There are an estimated 610,000 people living in conditions of modern slavery in Thailand (GSI 2018). Labour trafficking victims are often exploited in commercial fishing and related industries, the poultry industry, manufacturing, agriculture, and domestic work, or forced into street begging. Corruption continues to undermine anti-trafficking efforts. Some government officials are directly complicit in trafficking crimes, including through accepting bribes or loans from business owners and brothels where victims are exploited.
Snow White was forced to work at a cannabis farm in Thailand. She was locked in the house with her food restricted and no access to showering facilities.

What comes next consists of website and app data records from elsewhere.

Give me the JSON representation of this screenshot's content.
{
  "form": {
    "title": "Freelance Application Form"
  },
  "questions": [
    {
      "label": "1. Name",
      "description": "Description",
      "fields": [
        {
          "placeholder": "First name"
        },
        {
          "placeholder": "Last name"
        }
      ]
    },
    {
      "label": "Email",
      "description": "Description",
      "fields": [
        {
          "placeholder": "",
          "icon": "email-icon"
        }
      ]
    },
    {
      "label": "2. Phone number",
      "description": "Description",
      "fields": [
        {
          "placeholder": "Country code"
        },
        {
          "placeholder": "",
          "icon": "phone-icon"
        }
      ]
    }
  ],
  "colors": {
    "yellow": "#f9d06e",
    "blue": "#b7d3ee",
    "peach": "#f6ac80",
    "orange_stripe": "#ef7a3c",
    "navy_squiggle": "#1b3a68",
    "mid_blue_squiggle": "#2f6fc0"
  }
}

They took me to the house where the cannabis was growing. The trafficker warned me that if I left the building, he would not be responsible for my safety and he could not guarantee that the posted security guards would not kill me. The door to the premises was locked and I did not have a key. The windows were covered. There were other people already in the building. None of them had a key to the door.
There were no beds, mattresses or blankets. I had to sleep in a room with one other person. The space was very cold but the areas where the cannabis was growing were very hot. The only food we had to eat was rice and sauce. There was a toilet, but no shower. We had to boil water in order to wash. There was soap and shampoo but no towels. I dried myself with my own clothes. I felt scared about being locked in the building. I felt imprisoned.
I did not expect to find myself locked inside a cannabis factory. I thought I would be working in a shop or in some other normal job.
As told to the Office of the Special Representative and Co-ordinator for Combating Trafficking in Human Beings